Czech archaeologists said the tomb of a previously unknown Egyptian queen believed to be the wife of Pharaoh Neferefre who ruled the country 4,500 years ago has been found.

The tomb was found in Pharaoh Neferefre's funeral complex in Abu-Sir, south-west of Cairo and is thought to belong to the ruler's wife or mother, Press Trust of India (PTI) reported.

Egyptian Antiquities Minister Mamdouh el-Damaty said the queen's name, Khentakawess, was found inscribed on a wall in the necropolis.

"This would make her Khentakawess III as two previous queens with the same name have already been identified," Damaty said.

Miroslav Barta, head of the Czech Institute of Egyptology's mission which made the discovery, said the location of the queen's tomb convinced archaeologists that she was the pharaoh's wife.

Archaeologists also found about 30 utensils made of limestone and copper.
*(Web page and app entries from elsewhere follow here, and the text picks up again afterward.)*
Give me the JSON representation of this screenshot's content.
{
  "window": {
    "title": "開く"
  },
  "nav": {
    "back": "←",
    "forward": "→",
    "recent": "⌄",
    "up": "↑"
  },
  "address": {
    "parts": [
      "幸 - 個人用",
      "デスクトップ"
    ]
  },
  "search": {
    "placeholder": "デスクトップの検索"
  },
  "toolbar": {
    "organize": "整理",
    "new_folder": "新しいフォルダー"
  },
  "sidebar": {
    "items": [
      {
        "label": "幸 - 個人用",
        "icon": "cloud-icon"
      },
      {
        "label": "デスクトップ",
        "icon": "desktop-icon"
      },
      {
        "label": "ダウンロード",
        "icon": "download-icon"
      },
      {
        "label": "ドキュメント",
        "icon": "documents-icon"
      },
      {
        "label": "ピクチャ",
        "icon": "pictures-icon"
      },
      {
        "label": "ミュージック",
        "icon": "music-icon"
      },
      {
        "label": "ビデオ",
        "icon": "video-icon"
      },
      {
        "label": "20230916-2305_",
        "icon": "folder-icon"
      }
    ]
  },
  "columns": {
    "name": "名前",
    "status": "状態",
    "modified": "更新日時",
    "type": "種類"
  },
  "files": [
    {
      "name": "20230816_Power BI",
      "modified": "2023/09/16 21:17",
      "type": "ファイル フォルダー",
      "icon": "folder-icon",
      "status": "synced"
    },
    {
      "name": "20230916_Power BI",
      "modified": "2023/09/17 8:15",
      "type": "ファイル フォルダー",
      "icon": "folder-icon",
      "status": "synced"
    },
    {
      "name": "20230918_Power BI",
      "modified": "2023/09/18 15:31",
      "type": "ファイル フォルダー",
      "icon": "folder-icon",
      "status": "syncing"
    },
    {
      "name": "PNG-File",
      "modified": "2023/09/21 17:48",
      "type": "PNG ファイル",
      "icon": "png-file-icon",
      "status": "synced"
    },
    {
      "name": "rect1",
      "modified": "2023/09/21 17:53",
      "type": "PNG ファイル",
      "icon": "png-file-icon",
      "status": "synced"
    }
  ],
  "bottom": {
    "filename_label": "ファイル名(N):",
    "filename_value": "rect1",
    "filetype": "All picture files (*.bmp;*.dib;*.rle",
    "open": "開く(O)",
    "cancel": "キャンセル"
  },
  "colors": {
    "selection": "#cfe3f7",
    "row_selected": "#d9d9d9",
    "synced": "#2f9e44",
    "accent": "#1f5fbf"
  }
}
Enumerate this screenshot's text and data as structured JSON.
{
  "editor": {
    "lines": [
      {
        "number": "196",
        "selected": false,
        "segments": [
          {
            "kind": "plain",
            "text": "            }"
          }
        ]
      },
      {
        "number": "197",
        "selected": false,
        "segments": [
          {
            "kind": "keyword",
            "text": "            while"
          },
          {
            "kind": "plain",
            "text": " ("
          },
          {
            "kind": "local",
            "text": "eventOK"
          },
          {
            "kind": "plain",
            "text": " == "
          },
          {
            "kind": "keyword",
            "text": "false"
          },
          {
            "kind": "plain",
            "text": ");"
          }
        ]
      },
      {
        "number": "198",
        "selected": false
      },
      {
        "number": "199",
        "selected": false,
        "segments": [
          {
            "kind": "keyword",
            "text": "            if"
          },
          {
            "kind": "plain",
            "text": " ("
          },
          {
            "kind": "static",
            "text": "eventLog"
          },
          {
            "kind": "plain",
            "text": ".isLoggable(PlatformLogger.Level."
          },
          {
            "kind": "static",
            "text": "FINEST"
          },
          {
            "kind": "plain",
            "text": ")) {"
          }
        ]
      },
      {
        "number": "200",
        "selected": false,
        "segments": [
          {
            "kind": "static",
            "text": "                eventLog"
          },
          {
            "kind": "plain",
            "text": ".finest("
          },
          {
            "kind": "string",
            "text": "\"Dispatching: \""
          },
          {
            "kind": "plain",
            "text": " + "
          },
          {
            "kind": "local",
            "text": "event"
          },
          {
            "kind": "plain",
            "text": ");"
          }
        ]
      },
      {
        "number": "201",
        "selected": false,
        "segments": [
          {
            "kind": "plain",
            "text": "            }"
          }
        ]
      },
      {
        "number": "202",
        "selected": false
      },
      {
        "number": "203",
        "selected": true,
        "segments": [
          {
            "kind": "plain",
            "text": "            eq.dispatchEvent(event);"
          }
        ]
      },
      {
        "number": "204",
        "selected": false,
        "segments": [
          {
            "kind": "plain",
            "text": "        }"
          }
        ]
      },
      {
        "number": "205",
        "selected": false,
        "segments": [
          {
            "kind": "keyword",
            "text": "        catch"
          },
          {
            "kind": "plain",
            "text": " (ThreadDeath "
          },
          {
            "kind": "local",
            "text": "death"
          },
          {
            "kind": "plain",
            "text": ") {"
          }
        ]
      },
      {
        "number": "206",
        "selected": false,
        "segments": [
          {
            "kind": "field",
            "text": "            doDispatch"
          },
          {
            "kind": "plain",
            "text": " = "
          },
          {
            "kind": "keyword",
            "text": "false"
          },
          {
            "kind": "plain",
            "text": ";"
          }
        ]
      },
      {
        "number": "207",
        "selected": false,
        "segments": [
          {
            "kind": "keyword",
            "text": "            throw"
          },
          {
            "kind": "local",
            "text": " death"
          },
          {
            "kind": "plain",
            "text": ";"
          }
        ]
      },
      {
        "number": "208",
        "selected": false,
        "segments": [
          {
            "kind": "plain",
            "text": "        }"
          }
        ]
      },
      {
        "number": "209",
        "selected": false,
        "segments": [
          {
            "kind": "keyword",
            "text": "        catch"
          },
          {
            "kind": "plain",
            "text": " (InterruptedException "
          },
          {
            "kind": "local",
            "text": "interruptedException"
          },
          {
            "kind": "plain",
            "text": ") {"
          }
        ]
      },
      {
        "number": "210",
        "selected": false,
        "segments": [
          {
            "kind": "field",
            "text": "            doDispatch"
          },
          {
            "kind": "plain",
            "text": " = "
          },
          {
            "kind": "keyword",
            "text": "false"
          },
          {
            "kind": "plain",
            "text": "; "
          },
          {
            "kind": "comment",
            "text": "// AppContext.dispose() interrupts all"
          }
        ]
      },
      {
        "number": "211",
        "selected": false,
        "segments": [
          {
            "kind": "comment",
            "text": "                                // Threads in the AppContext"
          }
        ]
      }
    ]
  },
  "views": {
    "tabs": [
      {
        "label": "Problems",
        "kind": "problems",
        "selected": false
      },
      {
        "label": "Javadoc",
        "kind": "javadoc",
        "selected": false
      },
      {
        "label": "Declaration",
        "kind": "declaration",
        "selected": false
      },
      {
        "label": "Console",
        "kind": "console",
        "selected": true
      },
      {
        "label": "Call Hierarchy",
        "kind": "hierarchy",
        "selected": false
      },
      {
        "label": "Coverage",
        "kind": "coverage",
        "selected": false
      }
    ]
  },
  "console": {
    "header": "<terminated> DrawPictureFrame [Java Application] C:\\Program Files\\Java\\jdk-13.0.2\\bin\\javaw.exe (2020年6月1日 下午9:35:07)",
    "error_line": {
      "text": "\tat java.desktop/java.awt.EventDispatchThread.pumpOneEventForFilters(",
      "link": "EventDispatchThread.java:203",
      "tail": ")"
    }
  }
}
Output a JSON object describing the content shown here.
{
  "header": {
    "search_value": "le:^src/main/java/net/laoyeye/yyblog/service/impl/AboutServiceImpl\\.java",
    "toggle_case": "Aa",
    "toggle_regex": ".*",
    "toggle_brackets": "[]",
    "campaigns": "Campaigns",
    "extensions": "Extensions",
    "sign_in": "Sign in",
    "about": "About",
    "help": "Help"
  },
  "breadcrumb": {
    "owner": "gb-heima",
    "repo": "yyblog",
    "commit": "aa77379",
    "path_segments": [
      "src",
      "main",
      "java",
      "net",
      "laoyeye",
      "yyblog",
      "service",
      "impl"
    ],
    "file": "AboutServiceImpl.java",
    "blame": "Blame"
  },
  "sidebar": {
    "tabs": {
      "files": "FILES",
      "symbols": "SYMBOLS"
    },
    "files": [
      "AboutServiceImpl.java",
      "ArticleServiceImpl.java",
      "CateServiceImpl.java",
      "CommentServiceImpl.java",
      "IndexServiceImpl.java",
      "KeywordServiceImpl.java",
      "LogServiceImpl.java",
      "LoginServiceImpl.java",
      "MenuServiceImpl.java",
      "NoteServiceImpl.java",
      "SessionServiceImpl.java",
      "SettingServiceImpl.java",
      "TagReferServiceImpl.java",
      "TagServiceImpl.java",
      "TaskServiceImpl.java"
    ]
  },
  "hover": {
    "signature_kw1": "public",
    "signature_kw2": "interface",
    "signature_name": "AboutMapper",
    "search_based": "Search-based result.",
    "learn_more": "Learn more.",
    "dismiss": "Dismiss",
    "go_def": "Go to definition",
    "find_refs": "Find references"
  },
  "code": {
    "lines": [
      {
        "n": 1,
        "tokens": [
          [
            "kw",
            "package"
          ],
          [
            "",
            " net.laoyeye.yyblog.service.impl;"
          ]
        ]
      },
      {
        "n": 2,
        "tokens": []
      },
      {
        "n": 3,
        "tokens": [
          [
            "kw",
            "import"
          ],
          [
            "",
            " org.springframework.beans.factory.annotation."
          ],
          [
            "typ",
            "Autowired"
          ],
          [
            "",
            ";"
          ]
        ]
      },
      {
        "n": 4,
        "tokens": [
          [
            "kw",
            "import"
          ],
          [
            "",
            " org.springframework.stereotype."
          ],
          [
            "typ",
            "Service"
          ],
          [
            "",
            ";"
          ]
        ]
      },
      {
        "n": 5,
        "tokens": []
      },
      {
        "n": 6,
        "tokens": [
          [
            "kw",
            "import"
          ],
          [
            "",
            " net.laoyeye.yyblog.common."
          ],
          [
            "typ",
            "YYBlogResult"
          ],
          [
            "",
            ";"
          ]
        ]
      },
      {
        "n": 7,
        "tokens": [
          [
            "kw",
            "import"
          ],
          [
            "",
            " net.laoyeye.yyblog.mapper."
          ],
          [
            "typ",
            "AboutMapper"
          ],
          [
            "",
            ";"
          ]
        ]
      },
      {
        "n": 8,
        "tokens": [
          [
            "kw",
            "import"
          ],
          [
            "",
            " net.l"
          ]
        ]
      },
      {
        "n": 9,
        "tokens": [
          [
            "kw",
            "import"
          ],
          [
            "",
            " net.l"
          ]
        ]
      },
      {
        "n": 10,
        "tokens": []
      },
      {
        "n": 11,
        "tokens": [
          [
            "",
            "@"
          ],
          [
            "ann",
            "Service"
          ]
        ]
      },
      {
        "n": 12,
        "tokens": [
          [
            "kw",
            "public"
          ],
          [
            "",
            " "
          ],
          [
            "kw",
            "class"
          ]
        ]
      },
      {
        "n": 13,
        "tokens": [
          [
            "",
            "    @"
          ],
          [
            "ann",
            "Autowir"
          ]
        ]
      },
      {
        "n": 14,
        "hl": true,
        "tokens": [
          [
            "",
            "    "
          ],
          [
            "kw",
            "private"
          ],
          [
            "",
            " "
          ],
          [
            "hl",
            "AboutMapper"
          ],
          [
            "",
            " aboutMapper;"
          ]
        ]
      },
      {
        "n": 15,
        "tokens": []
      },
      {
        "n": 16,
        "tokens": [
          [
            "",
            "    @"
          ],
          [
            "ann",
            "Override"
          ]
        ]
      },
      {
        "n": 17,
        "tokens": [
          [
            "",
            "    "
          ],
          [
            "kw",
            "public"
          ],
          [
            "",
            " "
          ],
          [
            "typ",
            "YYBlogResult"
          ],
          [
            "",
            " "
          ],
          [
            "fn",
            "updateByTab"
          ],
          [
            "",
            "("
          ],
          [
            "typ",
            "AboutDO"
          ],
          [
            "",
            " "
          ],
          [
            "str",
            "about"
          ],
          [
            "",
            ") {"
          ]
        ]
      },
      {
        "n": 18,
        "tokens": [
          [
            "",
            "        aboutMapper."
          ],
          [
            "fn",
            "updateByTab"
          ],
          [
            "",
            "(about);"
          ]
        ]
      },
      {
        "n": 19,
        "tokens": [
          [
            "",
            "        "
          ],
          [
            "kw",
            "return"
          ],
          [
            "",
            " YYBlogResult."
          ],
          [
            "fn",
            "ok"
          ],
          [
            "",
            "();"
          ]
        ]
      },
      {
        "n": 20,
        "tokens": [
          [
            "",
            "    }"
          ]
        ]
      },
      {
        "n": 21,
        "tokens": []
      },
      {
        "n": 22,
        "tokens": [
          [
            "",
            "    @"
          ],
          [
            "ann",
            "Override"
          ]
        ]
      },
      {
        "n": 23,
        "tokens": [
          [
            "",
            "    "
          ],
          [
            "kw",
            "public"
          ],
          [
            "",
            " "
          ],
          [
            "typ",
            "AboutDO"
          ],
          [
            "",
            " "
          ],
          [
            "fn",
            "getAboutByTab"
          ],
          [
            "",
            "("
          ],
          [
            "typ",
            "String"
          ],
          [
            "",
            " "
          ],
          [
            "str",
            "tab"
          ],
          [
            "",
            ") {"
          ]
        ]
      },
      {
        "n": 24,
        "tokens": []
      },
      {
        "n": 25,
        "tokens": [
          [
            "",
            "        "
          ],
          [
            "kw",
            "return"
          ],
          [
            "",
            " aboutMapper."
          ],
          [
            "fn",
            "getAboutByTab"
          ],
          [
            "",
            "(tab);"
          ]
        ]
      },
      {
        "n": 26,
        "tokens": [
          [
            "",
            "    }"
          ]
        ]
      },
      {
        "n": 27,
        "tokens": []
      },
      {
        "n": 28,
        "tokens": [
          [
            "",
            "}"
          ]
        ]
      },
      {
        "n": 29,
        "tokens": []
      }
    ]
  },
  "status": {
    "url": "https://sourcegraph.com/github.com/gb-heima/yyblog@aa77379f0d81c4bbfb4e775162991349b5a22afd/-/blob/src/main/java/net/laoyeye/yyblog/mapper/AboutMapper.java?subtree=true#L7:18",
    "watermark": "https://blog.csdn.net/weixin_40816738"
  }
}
"The discovery would help us shed light on certain unknown aspects of the Fifth Dynasty which along with the Fourth Dynasty witnessed the construction of the first pyramids," said the ministry.

Abu-Sir was used as an Old Kingdom cemetery for ancient Egyptian capital of Memphis.

CAIRO (Bernama)